The perception of body image has been an increasing debate among the public and the media for the past several decades, in particular the media’s perception of what is the perfect body. But the question is, what is the ‘perfect’ body?
In the past 100 years, female models have been getting thinner and thinner. A century ago, the ideal body shape was a fleshy and full-figured woman. However, whilst models are getting thinner, more and more women and young girls are feeling self-conscious and un- happy with their own body shapes.
What most people do not realise is that models spend the majority of their days engaged in physical activities to manipulate and sculpt their bodies into the high-main- tenance image we see in fashion magazines. Even so, photographers still always modify and enhance the model’s body in some way, to make it just that little bit more ‘perfect’. Not even models look like their pho- tographs.
The eye of the media has led to objectifying all of us. When we walk down the street, we automatically think how we appear to others. This is mostly due to pages in maga- zines which criticize a celebrity’s image and weight, such as ‘circle of shame’ in Heat when we see celebrities out and about and not looking their best. This has led to us feeling self-conscious and hu- miliated, and studies have shown that looking at a fashion magazine
for just three minutes can lower the self-esteem of over 80% of women. Headlines such as ’10 Ways to A Beautiful Body’ with an image of a 5ft6, tanned, beautiful size 4 mod- el next to it looking happy and com- pletely flawless is enough to make anyone feel like heading to the gym and skipping lunch. The media has manipulated us into thinking that this is what a beautiful body is, and nothing else can ever compare to it. The reality is that these ‘perfect’ images to which we aspire are more often than not digitally enhanced and manipulated before final pro- duction. We are manipulated by the media to think that being thin or slender brings health, happiness and success.
However, misconceptions such as these can have serious conse- quences. Images like these lead to unhealthy dieting, taking drugs to lose weight, depression and most commonly eating disorders. A com- mon misconception about eating disorders is that they stem from the desire to look more beautiful. How- ever an eating disorder is a com- plex mental illness which arises out of severely low self-esteem and a negative view of the way the body looks.
Overall, we can see how the me- dia objectifies and manipulates the images of the ‘perfect’ body, which, realistically, is unachievable when not even the models themselves in the photographs look like this in everyday life. The 2012 Olympics has however, brought toned and healthy looking women back to our

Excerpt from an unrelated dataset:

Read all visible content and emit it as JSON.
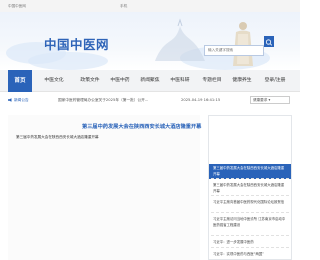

front pages. The Olympics put pres- sure on the mainstream media to change the way they show women. The image of Jessica Ennis look- ing curvy, yet toned has created an entirely new image in which we call beautiful; healthy. We can see the way that Jessica has achieved her athletic form, through healthy and
sensible eating with regular exercise. We need to see images such as these as more prominent fea- tures in fashion magazines and ad- vertisements, as this shows a much more realistic path in which we can achieve body confidence and hap- piness within ourselves.
UWE is hosting its own Body Image Programme in which it explores issues such as these, helping to improve body image and reduce concerns about weight and eating behaviours. This programme begins on the 12th February on Frenchay Campus. Visit the events calendar online for more information.